[Data for this exercise Boundary: Start]

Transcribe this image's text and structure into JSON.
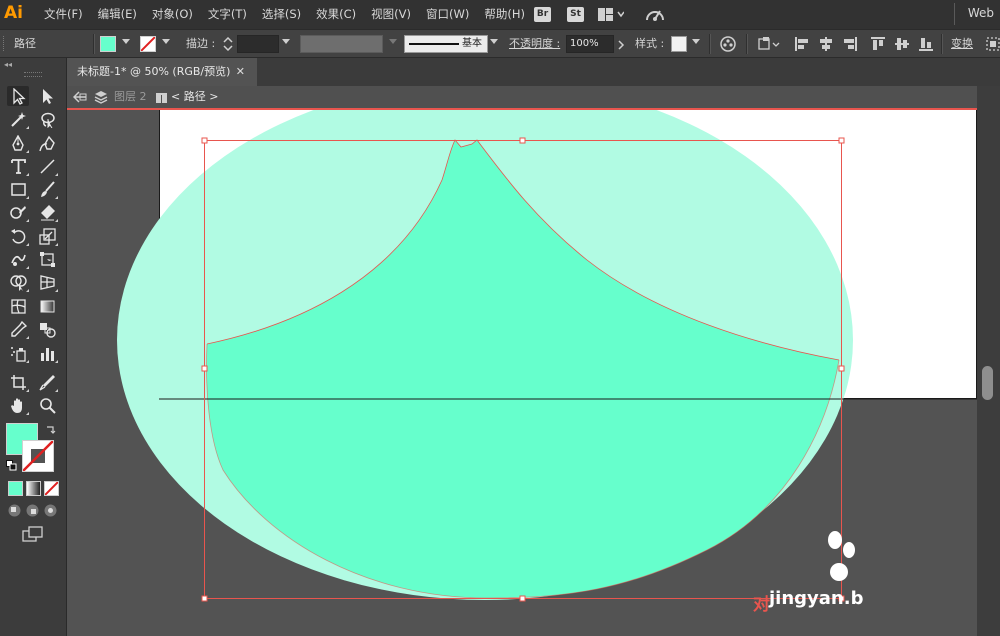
{
  "app": {
    "logo": "Ai",
    "workspace": "Web"
  },
  "menu": [
    "文件(F)",
    "编辑(E)",
    "对象(O)",
    "文字(T)",
    "选择(S)",
    "效果(C)",
    "视图(V)",
    "窗口(W)",
    "帮助(H)"
  ],
  "menu_icons": {
    "bridge": "Br",
    "stock": "St"
  },
  "control_bar": {
    "object_type": "路径",
    "fill_color": "#66ffcc",
    "stroke_label": "描边 :",
    "stroke_value": "",
    "brush_label": "基本",
    "opacity_label": "不透明度 :",
    "opacity_value": "100%",
    "style_label": "样式 :",
    "transform_label": "变换"
  },
  "document_tab": {
    "title": "未标题-1* @ 50% (RGB/预览)",
    "close": "✕"
  },
  "breadcrumb": {
    "layer": "图层 2",
    "path": "< 路径 >"
  },
  "colors": {
    "shape_fill": "#66ffcc",
    "shape_fill_light": "#b1fbe3",
    "selection_red": "#e8554e",
    "panel_dark": "#323232",
    "panel_mid": "#424242",
    "canvas_gray": "#535353"
  },
  "tools": [
    "selection-tool-icon",
    "direct-selection-tool-icon",
    "magic-wand-icon",
    "lasso-icon",
    "pen-tool-icon",
    "curvature-icon",
    "type-tool-icon",
    "line-segment-icon",
    "rectangle-tool-icon",
    "paintbrush-icon",
    "shaper-icon",
    "eraser-icon",
    "rotate-icon",
    "scale-icon",
    "warp-icon",
    "free-transform-icon",
    "shape-builder-icon",
    "perspective-grid-icon",
    "mesh-icon",
    "gradient-icon",
    "eyedropper-icon",
    "blend-icon",
    "symbol-sprayer-icon",
    "column-graph-icon",
    "artboard-icon",
    "slice-icon",
    "hand-icon",
    "zoom-icon"
  ],
  "watermark": {
    "text": "jingyan.b",
    "prefix": "对"
  }
}
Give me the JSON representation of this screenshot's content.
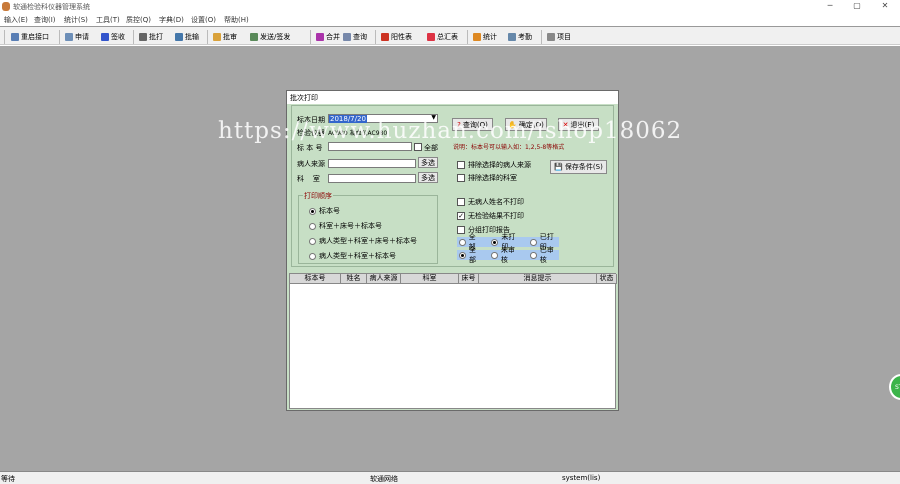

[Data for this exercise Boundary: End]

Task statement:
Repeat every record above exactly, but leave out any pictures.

Answer to the problem:
Transcribe this image's text and structure into JSON.
{
  "app": {
    "logo": "Ai",
    "workspace": "Web"
  },
  "menu": [
    "文件(F)",
    "编辑(E)",
    "对象(O)",
    "文字(T)",
    "选择(S)",
    "效果(C)",
    "视图(V)",
    "窗口(W)",
    "帮助(H)"
  ],
  "menu_icons": {
    "bridge": "Br",
    "stock": "St"
  },
  "control_bar": {
    "object_type": "路径",
    "fill_color": "#66ffcc",
    "stroke_label": "描边 :",
    "stroke_value": "",
    "brush_label": "基本",
    "opacity_label": "不透明度 :",
    "opacity_value": "100%",
    "style_label": "样式 :",
    "transform_label": "变换"
  },
  "document_tab": {
    "title": "未标题-1* @ 50% (RGB/预览)",
    "close": "✕"
  },
  "breadcrumb": {
    "layer": "图层 2",
    "path": "< 路径 >"
  },
  "colors": {
    "shape_fill": "#66ffcc",
    "shape_fill_light": "#b1fbe3",
    "selection_red": "#e8554e",
    "panel_dark": "#323232",
    "panel_mid": "#424242",
    "canvas_gray": "#535353"
  },
  "tools": [
    "selection-tool-icon",
    "direct-selection-tool-icon",
    "magic-wand-icon",
    "lasso-icon",
    "pen-tool-icon",
    "curvature-icon",
    "type-tool-icon",
    "line-segment-icon",
    "rectangle-tool-icon",
    "paintbrush-icon",
    "shaper-icon",
    "eraser-icon",
    "rotate-icon",
    "scale-icon",
    "warp-icon",
    "free-transform-icon",
    "shape-builder-icon",
    "perspective-grid-icon",
    "mesh-icon",
    "gradient-icon",
    "eyedropper-icon",
    "blend-icon",
    "symbol-sprayer-icon",
    "column-graph-icon",
    "artboard-icon",
    "slice-icon",
    "hand-icon",
    "zoom-icon"
  ],
  "watermark": {
    "text": "jingyan.b",
    "prefix": "对"
  }
}
Give me the JSON representation of this screenshot's content.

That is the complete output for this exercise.